● Material for this exercise
------------------------------------------------------------------------

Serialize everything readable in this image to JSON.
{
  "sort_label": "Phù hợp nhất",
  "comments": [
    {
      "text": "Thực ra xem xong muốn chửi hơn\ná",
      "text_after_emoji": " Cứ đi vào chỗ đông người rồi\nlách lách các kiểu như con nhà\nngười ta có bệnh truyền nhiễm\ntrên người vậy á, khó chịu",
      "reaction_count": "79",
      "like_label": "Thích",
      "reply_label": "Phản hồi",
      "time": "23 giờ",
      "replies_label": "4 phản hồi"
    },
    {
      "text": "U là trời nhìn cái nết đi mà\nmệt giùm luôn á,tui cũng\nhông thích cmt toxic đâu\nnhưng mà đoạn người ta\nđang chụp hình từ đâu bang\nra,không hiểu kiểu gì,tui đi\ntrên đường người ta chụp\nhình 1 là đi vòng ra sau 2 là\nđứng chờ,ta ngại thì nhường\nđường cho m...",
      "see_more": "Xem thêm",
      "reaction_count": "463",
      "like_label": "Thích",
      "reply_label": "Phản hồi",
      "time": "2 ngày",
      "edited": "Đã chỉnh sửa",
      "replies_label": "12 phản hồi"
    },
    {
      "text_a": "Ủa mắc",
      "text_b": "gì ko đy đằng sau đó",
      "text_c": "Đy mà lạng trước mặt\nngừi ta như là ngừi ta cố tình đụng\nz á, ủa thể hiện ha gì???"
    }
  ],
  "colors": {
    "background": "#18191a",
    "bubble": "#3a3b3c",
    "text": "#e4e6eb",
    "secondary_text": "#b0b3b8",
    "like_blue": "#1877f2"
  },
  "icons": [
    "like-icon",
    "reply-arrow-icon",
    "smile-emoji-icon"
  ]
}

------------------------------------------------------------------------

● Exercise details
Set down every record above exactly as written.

● Task result
Serialize everything readable in this image to JSON.
{
  "sort_label": "Phù hợp nhất",
  "comments": [
    {
      "text": "Thực ra xem xong muốn chửi hơn\ná",
      "text_after_emoji": " Cứ đi vào chỗ đông người rồi\nlách lách các kiểu như con nhà\nngười ta có bệnh truyền nhiễm\ntrên người vậy á, khó chịu",
      "reaction_count": "79",
      "like_label": "Thích",
      "reply_label": "Phản hồi",
      "time": "23 giờ",
      "replies_label": "4 phản hồi"
    },
    {
      "text": "U là trời nhìn cái nết đi mà\nmệt giùm luôn á,tui cũng\nhông thích cmt toxic đâu\nnhưng mà đoạn người ta\nđang chụp hình từ đâu bang\nra,không hiểu kiểu gì,tui đi\ntrên đường người ta chụp\nhình 1 là đi vòng ra sau 2 là\nđứng chờ,ta ngại thì nhường\nđường cho m...",
      "see_more": "Xem thêm",
      "reaction_count": "463",
      "like_label": "Thích",
      "reply_label": "Phản hồi",
      "time": "2 ngày",
      "edited": "Đã chỉnh sửa",
      "replies_label": "12 phản hồi"
    },
    {
      "text_a": "Ủa mắc",
      "text_b": "gì ko đy đằng sau đó",
      "text_c": "Đy mà lạng trước mặt\nngừi ta như là ngừi ta cố tình đụng\nz á, ủa thể hiện ha gì???"
    }
  ],
  "colors": {
    "background": "#18191a",
    "bubble": "#3a3b3c",
    "text": "#e4e6eb",
    "secondary_text": "#b0b3b8",
    "like_blue": "#1877f2"
  },
  "icons": [
    "like-icon",
    "reply-arrow-icon",
    "smile-emoji-icon"
  ]
}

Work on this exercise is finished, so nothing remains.